Positive communication is the cornerstone of a healthy parent-child relationship. Listening to our children is essential, but truly understanding their thoughts, feelings, and experiences is equally vital. One powerful technique that can significantly improve communication and foster a deeper level of understanding is reflection. By practising reflection, parents can actively engage with their children’s words and emotions, demonstrating empathy and creating a safe space for open dialogue. In this blog post, we will explore the significance of reflection in parent-child communication, provide practical tips for incorporating it into daily interactions, and illustrate its benefits through real-life examples.
The Power of Reflection
Reflection is a powerful tool that goes beyond merely listening to our children. It involves paraphrasing and restating the speaker’s content and emotions. By reflecting, parents demonstrate that they genuinely value their children’s perspectives and are committed to understanding their messages in their entirety.
Benefits of Using Reflection
- Validation and Understanding: Reflection provides our children with a sense of validation and understanding. By accurately mirroring their experiences, thoughts, and emotions, parents let their children know that their voice matters. For example, if a child says, “I feel left out during recess because my friends always exclude me from their games,” a parent can reflect by saying, “It seems like you feel excluded and lonely when your friends don’t include you in their games.” This validation creates trust and encourages children to share more openly.
- Enhanced Focus: Reflection helps children clarify their thoughts and focus on the topic at hand. By hearing their own words reflected back to them, children can better organise their ideas and engage in deeper introspection. For instance, if a child is discussing a conflict with a classmate, a parent can reflect by saying, “So, you’re saying that the disagreement started when your classmate misunderstood your intentions?” This reflection allows the child to reflect on the situation more clearly and explore potential resolutions.
- Problem-Solving Skills: Children develop problem-solving skills through reflection by evaluating and analysing their experiences. It empowers them to identify areas for growth and explore alternative approaches. For example, suppose a child expresses frustration about consistently struggling with a particular subject in school. In that case, a parent can reflect by saying, “It sounds like you’re feeling discouraged about math because you find it challenging. What are some strategies you think might help you improve?” This reflection encourages the child to think critically and develop their own solutions.
- Strengthened Parent-Child Bond: Reflection creates a safe and supportive environment for children to express themselves. Parents foster a deep sense of trust and strengthen their bond with their children by actively listening and reflecting. It encourages open communication and builds a foundation for a lifelong connection. For instance, when a child shares their excitement about a school project, a parent can reflect by saying, “It sounds like you’re really passionate about this project. I’m so proud of your enthusiasm and hard work.” This reflection acknowledges the child’s efforts and strengthens the parent-child relationship.

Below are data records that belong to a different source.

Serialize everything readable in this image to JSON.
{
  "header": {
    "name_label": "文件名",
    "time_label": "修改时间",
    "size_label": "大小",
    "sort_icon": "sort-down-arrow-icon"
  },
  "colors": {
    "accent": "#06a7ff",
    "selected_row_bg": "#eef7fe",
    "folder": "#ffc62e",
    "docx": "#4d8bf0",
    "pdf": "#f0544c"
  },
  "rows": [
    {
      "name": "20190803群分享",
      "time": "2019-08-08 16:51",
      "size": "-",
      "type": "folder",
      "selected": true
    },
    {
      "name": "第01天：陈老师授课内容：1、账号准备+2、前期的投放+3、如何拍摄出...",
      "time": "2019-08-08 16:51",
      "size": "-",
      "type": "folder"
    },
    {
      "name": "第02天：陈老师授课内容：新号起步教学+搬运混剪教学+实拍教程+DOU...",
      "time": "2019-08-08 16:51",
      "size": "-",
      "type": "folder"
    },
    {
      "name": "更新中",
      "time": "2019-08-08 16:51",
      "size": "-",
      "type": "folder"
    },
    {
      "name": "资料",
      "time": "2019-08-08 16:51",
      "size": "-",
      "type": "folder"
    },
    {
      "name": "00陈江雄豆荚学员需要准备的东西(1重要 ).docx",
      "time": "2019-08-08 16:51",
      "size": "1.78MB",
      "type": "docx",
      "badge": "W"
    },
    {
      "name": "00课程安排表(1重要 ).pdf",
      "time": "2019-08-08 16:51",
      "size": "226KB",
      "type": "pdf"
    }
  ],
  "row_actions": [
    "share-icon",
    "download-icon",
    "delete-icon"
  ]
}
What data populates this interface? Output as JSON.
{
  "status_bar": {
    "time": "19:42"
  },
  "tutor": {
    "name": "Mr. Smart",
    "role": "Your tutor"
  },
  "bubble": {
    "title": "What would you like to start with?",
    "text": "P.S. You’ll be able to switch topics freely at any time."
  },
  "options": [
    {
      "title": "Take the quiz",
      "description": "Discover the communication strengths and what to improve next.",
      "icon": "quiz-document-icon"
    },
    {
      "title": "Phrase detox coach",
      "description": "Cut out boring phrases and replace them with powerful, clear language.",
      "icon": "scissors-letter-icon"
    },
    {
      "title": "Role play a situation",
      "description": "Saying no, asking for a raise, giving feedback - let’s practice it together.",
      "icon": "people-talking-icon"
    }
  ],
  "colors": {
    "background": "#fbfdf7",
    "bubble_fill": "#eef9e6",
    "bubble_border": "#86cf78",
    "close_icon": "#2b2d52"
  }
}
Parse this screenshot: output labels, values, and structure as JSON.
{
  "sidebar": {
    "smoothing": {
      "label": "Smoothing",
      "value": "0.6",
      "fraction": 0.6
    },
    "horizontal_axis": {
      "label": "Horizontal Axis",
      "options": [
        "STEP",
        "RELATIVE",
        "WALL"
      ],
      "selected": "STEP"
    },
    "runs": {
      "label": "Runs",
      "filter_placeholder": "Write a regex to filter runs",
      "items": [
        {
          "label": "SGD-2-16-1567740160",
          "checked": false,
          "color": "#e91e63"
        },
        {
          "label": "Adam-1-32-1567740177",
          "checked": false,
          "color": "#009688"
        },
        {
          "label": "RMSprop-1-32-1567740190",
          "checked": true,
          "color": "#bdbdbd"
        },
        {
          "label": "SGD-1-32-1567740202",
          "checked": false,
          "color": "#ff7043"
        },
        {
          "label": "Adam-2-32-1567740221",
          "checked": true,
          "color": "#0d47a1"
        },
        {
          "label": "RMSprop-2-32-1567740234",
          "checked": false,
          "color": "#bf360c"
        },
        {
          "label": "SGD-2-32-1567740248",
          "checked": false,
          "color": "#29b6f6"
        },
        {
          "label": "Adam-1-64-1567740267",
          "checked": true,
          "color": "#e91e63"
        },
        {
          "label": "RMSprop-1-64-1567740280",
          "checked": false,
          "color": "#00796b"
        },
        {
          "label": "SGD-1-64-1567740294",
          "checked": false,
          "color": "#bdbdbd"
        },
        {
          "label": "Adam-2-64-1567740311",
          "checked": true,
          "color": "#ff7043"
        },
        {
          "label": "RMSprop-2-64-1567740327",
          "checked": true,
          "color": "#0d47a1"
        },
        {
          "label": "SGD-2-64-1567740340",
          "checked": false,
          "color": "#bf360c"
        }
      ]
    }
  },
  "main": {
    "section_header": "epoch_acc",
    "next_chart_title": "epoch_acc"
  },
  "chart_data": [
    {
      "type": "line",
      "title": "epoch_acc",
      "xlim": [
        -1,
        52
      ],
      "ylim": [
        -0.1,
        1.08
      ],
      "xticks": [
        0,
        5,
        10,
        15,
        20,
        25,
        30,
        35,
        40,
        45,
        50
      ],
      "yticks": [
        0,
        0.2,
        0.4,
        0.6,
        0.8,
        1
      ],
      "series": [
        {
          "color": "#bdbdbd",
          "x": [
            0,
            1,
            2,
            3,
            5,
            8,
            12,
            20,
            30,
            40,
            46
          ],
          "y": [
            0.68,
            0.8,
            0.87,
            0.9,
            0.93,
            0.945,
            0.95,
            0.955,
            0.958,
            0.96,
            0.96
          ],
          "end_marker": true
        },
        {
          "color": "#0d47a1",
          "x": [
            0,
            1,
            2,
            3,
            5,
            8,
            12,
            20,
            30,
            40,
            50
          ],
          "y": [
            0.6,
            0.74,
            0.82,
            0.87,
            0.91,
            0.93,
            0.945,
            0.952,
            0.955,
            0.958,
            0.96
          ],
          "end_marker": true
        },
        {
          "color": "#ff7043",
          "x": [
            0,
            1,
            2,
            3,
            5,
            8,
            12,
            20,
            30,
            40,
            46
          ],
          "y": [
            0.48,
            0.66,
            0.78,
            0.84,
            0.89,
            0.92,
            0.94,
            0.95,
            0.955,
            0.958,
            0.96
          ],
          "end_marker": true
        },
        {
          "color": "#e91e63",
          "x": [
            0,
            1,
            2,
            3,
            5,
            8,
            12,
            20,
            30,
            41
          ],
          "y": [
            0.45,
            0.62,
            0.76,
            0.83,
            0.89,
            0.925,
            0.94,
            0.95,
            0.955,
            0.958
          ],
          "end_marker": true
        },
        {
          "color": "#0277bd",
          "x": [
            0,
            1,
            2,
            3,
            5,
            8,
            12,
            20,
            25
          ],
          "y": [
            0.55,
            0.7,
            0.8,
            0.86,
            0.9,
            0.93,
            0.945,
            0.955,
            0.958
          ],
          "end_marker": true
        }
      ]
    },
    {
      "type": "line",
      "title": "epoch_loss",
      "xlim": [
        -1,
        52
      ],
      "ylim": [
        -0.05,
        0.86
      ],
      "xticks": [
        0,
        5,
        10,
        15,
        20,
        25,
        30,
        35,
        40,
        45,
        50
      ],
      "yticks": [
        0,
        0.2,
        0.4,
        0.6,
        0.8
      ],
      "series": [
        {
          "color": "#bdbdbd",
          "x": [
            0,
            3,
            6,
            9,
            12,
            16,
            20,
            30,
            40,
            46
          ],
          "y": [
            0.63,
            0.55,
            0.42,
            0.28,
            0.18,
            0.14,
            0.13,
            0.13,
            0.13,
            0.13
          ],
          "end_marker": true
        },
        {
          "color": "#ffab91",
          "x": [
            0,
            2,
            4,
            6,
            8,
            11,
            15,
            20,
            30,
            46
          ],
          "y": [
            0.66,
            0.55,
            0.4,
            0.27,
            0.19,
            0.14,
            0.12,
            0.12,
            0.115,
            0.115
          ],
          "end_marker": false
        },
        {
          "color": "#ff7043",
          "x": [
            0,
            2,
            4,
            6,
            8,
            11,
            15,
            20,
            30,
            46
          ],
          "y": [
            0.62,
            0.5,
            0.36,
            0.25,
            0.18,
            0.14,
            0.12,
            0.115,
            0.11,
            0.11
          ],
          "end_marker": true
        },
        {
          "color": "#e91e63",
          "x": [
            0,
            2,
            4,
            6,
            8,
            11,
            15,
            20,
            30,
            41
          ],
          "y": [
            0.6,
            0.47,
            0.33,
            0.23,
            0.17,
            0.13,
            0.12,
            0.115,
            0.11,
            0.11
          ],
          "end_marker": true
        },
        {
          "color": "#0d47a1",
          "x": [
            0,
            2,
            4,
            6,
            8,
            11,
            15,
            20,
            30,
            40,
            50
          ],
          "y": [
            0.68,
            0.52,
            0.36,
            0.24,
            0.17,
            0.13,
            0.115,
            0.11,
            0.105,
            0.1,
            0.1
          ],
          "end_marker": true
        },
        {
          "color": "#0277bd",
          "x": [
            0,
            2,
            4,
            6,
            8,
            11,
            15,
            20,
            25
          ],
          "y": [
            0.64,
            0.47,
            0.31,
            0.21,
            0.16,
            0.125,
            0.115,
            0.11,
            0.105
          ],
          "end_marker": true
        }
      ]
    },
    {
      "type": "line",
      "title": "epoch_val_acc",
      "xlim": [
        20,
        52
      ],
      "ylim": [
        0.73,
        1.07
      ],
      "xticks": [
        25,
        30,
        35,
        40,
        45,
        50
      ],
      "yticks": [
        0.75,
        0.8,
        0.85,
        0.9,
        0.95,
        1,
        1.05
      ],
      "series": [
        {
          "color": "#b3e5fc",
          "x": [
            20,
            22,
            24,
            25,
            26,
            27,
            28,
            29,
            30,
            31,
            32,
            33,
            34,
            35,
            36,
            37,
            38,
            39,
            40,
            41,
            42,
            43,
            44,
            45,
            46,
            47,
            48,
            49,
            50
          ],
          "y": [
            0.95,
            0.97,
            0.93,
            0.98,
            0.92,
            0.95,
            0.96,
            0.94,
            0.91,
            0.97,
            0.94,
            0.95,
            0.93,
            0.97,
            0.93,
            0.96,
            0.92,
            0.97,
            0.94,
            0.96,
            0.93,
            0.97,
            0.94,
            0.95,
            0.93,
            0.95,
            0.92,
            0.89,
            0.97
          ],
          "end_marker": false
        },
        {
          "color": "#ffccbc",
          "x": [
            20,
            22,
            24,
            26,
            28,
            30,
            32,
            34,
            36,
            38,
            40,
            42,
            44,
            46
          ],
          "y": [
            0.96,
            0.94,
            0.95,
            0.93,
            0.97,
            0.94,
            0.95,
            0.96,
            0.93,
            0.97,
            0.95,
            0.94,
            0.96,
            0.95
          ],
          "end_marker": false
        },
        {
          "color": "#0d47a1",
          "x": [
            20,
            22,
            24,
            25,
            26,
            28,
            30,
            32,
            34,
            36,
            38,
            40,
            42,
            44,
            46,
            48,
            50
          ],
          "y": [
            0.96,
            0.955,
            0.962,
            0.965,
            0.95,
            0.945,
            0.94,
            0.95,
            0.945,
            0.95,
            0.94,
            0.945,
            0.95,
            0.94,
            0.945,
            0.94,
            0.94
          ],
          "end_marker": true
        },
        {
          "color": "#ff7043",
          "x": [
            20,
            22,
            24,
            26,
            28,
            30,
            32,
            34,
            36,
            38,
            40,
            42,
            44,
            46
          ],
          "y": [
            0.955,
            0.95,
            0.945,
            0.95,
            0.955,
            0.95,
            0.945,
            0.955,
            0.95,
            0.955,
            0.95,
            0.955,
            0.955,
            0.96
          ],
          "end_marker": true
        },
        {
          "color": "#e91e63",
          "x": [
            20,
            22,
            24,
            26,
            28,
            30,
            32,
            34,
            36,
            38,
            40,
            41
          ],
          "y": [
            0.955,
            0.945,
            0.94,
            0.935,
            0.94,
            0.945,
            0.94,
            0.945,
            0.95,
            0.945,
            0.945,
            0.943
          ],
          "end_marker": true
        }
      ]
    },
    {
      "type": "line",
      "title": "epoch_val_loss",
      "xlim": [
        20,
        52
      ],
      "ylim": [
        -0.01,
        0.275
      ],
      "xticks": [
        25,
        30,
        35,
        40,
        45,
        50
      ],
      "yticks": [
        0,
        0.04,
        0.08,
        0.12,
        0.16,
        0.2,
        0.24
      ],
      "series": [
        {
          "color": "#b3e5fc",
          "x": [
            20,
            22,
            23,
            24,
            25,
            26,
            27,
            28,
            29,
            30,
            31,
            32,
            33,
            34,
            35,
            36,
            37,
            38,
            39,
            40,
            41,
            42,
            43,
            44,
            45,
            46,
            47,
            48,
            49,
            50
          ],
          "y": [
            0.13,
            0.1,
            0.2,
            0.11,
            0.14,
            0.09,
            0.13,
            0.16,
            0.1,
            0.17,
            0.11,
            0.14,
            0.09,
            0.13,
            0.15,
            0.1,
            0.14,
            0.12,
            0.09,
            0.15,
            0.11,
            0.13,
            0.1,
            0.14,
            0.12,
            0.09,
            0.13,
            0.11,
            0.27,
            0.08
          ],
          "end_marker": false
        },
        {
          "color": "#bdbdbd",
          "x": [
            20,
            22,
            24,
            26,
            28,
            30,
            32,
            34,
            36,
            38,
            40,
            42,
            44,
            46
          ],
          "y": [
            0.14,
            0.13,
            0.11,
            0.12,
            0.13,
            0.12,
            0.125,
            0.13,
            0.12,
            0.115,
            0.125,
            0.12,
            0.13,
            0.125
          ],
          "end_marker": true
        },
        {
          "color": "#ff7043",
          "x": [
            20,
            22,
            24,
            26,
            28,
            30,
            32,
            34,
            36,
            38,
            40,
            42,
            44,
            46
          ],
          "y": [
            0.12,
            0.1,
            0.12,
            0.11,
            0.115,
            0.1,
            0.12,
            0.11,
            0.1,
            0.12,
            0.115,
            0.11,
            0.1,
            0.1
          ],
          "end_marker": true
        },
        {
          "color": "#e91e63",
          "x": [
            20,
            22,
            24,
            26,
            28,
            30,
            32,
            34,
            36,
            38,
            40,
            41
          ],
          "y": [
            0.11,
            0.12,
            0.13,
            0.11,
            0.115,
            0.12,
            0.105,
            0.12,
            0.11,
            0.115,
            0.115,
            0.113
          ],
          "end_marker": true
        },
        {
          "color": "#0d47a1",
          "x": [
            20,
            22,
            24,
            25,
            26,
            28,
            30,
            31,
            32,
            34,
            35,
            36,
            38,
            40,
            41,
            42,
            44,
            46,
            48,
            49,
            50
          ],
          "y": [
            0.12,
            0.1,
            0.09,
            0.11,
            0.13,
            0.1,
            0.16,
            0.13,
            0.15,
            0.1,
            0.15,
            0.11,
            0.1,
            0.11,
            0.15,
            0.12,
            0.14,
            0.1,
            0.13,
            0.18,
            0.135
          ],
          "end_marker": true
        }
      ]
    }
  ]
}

Practical Tips for Using Reflection
- Paraphrase and Validate: After your child shares something, paraphrase their words to ensure understanding. For example, if a child shares, “I feel scared when I have to speak in front of the class,” a parent can reflect by saying, “So, you’re feeling anxious and frightened about public speaking?” It demonstrates active listening and validates the child’s emotions.
- Reflect Emotions: In addition to restating the content, reflect the emotions expressed by your child. For instance, if a child expresses disappointment about not making the sports team, a parent can reflect by saying, “It sounds like you feel sad and discouraged because you didn’t make the team.” This reflection acknowledges the child’s emotions and encourages further exploration.
- Avoid Interrogation: When reflecting, avoid bombarding your child with questions or diverting the conversation. The goal is to let them lead and explore their thoughts freely. Use open-ended questions to facilitate self-awareness when needed gently. For example, if a child is discussing a conflict with a friend, a parent can ask, “How do you think the situation could have been resolved differently?”
- Stay on Topic: Focus on one topic at a time to ensure a productive conversation. It allows for a more in-depth exploration of your child’s experiences and keeps the conversation manageable and cohesive. For instance, if a child is sharing their concerns about starting middle school, stay focused on that topic without introducing unrelated subjects.
Incorporating reflection into parent-child interactions fosters effective communication, deeper understanding, and a stronger bond. By practising reflection, parents demonstrate their commitment to actively listening and validating their children’s experiences, thoughts, and emotions. This technique empowers children to articulate their ideas, develop problem-solving skills, and gain self-awareness. Through reflection, parents create a safe, supportive environment that encourages open dialogue and nurtures a lasting connection. Remember, reflection is a journey that requires practice, patience, and a genuine desire to connect with and support your child. Embrace this powerful tool and watch your parent-child relationship thrive.